Leam

Don't forget to clean old /var once you verify that everything works as expected. If you don't clean it and a new admin later compares the output of "df" and "du" on /, he will have a hard time to figure out where the difference comes from.

You could also try booting the installation media in rescue mode, and move the files from here. At least you'll be 100% sure that no process is accessing the filesystem.

I wonder if SElinux is causing some issues - as I am not sure if cpio is SElinux-aware.  /var is obviously a very important filesystem to have functioning correctly and I potentially see how it could cause a box to either hang for quite some time, or not boot at all.
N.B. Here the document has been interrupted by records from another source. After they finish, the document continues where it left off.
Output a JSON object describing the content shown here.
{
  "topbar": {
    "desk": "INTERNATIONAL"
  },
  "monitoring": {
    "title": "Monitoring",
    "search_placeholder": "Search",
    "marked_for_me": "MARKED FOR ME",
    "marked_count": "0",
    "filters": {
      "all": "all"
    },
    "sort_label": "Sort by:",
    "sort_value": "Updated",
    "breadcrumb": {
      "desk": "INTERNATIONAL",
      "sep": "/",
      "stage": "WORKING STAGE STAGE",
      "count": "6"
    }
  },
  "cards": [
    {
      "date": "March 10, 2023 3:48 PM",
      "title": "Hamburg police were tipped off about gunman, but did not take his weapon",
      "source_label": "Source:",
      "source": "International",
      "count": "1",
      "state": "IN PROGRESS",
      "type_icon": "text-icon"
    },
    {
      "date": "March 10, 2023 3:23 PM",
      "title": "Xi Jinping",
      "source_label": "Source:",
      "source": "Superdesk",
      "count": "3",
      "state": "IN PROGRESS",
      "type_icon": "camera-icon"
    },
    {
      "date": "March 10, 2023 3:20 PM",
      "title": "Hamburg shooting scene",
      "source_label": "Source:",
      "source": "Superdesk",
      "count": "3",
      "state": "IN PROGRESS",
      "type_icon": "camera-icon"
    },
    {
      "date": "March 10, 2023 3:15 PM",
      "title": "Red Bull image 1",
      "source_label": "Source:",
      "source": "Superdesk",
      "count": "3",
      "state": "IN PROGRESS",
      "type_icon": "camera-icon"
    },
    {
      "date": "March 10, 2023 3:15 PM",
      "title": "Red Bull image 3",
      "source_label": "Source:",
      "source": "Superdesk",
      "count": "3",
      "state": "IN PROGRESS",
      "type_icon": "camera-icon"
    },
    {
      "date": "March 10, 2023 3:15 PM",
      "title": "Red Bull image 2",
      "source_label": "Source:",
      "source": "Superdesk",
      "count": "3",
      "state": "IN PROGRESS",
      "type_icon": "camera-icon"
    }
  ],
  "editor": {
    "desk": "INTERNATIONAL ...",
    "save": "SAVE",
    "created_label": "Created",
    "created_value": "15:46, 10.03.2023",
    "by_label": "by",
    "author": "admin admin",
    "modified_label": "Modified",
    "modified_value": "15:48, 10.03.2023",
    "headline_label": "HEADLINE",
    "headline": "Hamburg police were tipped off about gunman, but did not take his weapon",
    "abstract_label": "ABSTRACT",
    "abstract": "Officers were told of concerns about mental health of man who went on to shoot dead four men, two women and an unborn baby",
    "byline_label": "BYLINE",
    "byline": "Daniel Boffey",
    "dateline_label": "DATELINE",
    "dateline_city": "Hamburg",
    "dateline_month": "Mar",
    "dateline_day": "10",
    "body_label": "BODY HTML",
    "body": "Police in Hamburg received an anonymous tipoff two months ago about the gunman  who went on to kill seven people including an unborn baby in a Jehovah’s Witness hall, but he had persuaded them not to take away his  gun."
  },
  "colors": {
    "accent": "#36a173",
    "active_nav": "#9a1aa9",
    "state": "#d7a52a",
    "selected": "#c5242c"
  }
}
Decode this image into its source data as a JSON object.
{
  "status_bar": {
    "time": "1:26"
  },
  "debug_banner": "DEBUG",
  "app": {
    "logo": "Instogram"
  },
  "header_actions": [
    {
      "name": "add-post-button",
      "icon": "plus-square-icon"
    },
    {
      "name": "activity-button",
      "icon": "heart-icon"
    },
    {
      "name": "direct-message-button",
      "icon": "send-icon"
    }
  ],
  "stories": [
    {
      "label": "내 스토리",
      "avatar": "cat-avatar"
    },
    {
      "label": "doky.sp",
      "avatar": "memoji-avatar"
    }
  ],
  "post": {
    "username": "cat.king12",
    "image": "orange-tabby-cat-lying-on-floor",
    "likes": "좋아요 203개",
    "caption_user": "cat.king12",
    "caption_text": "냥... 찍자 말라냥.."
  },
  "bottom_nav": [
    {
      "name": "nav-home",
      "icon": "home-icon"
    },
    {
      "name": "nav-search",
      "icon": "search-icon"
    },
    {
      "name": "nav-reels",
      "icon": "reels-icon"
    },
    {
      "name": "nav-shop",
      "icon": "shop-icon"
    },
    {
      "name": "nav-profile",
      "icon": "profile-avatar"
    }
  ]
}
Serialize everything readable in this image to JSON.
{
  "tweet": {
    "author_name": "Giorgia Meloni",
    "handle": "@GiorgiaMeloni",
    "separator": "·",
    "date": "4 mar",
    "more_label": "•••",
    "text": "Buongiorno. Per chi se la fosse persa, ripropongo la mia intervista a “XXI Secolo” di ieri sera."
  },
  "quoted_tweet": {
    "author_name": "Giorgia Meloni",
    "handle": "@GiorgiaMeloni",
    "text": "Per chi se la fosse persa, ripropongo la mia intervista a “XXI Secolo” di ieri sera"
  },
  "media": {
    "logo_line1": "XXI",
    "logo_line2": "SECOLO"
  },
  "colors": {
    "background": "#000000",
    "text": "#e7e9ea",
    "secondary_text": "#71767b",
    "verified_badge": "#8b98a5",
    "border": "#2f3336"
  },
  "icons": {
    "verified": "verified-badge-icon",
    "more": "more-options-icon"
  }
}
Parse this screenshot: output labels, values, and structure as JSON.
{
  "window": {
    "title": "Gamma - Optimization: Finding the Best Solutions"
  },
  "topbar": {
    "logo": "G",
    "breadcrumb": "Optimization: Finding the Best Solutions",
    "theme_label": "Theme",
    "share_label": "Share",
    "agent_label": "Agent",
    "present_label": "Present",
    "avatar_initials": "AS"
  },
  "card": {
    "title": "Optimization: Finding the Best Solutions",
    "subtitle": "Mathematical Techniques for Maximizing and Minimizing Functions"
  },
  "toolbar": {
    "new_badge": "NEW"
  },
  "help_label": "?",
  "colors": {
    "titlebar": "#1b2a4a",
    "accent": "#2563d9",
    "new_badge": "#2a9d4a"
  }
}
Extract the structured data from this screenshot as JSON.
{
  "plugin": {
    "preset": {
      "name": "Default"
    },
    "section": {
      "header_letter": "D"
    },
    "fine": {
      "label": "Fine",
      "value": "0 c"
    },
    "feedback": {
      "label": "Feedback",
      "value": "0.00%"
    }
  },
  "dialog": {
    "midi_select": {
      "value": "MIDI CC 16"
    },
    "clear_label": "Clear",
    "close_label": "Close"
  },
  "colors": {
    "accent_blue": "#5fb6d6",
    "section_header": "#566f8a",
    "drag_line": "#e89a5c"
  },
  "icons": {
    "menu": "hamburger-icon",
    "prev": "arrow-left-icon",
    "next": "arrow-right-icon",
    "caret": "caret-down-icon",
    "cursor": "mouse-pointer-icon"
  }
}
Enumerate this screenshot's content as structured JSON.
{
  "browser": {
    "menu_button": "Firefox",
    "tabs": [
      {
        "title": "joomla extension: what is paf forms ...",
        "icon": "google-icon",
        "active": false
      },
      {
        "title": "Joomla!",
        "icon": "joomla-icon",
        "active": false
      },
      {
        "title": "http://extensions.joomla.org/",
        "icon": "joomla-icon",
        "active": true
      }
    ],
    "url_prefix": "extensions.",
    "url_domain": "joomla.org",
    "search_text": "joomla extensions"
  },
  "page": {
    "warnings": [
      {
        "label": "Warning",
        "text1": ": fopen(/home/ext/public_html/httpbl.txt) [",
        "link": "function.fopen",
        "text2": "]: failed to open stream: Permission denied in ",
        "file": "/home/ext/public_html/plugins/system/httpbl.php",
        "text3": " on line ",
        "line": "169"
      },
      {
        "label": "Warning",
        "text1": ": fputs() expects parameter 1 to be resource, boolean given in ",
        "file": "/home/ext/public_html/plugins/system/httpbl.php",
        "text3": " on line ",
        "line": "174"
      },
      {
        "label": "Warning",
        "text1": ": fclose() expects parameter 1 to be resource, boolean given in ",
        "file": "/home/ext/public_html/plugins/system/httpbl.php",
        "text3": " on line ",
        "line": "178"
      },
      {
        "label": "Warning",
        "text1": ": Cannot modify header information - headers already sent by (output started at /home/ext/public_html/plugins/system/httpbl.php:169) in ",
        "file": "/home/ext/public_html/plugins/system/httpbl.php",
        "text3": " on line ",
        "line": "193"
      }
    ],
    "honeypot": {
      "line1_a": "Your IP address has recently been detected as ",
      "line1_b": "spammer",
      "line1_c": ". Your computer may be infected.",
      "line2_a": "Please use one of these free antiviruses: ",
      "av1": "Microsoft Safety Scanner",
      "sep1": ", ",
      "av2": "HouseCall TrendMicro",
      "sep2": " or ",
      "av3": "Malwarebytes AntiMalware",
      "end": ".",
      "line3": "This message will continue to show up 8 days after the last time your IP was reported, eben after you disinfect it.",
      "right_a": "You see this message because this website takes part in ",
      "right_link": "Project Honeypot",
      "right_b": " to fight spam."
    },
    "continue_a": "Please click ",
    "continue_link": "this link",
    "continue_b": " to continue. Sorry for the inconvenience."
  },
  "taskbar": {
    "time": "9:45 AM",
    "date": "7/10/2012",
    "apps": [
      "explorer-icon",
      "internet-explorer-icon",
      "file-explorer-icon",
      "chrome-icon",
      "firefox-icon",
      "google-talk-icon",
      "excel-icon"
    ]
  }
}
If I was in this situation I would disable SElinux to see if the problem goes away.  

 

The following command would reapply the appropriate "standard" or "default" context(s) to the files (but would take quite a while, most likely).  NOTE: you will need your new filesystem mounted as /var for this to work.

 

# df -h /var 

# restorecon -RFvv /var

 

If you wanted to be extremely scientific about the issue..

you could boot off rescue media and compare the filesystem vs the "legacy" files using

# ls -lZ

to compare the applied context to the flie

 

For ensuring the transfer of extended filesystem attributes (SELinux contexts, ACLs, etc.) tools like dump/restore  or even `dd`can prove more reliable than higher-level tools like cp/mv/tar/cpio. Ensuring that you've transfered the extended attributes can save you the time of relabeling.

"cp --archive" is an option as well.

Don't use cp -p. It won't preserve everything (e.g. extended attributes like SELinux contexts).

Instead use either cp -a or rsync -aX.

With your original command you're making this way more complicated than it has to be.

  1. Boot into single user mode (init 1).
  2. Shutdown anything that's somehow still accessing /var (use lsof +D /var or fuser -vm /var to inspect).
  3. Use rsync -aXv /var/ /mnt/var/ -- assuming you mounted the new var filesystem at /mnt/var.
  4. mv /var /var.bak
  5. Unmount the new var from /mnt or wherever and mount it up to /var.
  6. Back into multiuser mode